[[ TASK DATA open ]]

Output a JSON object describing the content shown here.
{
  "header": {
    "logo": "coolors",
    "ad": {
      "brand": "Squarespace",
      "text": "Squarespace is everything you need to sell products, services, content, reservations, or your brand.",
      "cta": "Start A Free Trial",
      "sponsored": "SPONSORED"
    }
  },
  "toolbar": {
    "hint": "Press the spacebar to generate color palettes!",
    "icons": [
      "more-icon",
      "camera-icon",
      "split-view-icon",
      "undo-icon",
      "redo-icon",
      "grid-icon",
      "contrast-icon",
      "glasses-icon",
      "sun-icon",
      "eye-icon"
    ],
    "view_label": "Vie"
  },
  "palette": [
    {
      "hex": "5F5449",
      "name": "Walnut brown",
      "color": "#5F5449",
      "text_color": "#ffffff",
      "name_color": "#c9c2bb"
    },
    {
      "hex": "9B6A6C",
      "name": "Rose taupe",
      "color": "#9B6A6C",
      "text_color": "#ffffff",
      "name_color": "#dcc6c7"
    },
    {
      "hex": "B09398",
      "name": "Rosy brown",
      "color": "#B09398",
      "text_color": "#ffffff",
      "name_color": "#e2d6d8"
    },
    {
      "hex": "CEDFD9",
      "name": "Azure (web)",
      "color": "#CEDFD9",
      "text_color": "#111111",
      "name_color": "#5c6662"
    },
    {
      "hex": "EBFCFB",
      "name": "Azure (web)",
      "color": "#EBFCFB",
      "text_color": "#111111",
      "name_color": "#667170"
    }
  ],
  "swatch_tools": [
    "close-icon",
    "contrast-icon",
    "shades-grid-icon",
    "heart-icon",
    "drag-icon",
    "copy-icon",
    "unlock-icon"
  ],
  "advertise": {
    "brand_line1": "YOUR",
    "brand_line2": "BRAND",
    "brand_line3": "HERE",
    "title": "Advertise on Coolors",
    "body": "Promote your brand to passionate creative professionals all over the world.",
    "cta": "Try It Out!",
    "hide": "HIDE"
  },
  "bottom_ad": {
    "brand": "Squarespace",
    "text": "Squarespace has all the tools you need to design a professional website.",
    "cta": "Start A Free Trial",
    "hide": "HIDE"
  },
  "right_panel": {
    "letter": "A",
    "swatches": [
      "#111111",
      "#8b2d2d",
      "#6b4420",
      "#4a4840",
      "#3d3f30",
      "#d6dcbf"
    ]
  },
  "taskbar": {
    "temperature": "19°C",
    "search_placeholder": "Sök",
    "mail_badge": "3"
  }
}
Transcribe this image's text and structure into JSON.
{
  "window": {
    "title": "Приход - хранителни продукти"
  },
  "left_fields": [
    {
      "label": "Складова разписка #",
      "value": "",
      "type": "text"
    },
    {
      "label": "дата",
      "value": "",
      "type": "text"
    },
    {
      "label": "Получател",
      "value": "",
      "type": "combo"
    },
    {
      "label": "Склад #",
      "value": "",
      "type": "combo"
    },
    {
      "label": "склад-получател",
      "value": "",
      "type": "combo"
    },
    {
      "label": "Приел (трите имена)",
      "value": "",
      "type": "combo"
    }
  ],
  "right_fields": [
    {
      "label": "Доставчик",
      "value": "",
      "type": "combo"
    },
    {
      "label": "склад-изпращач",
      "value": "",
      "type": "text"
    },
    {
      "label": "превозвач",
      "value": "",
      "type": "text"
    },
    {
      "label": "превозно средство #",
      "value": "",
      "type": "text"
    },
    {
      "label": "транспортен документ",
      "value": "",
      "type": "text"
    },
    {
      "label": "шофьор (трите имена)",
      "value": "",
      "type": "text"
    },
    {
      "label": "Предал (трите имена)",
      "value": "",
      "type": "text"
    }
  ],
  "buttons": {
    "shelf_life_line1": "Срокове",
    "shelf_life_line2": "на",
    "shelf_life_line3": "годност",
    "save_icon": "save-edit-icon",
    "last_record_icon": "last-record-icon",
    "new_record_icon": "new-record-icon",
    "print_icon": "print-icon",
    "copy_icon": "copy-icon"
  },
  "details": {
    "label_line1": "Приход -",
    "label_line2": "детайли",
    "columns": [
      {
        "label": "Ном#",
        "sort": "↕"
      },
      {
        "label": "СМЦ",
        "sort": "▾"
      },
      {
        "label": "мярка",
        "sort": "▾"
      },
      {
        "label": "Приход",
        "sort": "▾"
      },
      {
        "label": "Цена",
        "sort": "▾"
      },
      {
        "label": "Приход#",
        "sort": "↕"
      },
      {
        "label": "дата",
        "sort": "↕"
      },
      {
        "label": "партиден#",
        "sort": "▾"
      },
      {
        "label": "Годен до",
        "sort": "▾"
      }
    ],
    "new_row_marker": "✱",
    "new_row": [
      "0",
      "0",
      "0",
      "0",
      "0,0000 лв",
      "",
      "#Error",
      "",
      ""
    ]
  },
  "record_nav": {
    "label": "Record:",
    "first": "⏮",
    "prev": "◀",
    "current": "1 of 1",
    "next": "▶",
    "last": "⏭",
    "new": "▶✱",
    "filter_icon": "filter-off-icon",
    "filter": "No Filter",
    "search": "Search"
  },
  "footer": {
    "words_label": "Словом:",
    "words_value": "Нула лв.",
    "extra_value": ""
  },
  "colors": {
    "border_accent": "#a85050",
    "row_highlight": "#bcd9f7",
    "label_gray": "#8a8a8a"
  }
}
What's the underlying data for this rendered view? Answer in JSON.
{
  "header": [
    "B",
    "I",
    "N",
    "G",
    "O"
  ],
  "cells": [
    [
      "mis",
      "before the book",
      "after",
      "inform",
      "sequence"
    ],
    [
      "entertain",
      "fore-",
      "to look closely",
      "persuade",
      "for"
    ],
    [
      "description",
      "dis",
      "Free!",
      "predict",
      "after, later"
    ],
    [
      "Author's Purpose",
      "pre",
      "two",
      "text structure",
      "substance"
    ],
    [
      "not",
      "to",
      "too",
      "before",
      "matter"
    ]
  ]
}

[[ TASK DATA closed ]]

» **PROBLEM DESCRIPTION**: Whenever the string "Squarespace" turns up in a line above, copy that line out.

» **RESPONSE BOX**:
      "brand": "Squarespace",
      "text": "Squarespace is everything you need to sell products, services, content, reservations, or your brand.",
    "brand": "Squarespace",
    "text": "Squarespace has all the tools you need to design a professional website.",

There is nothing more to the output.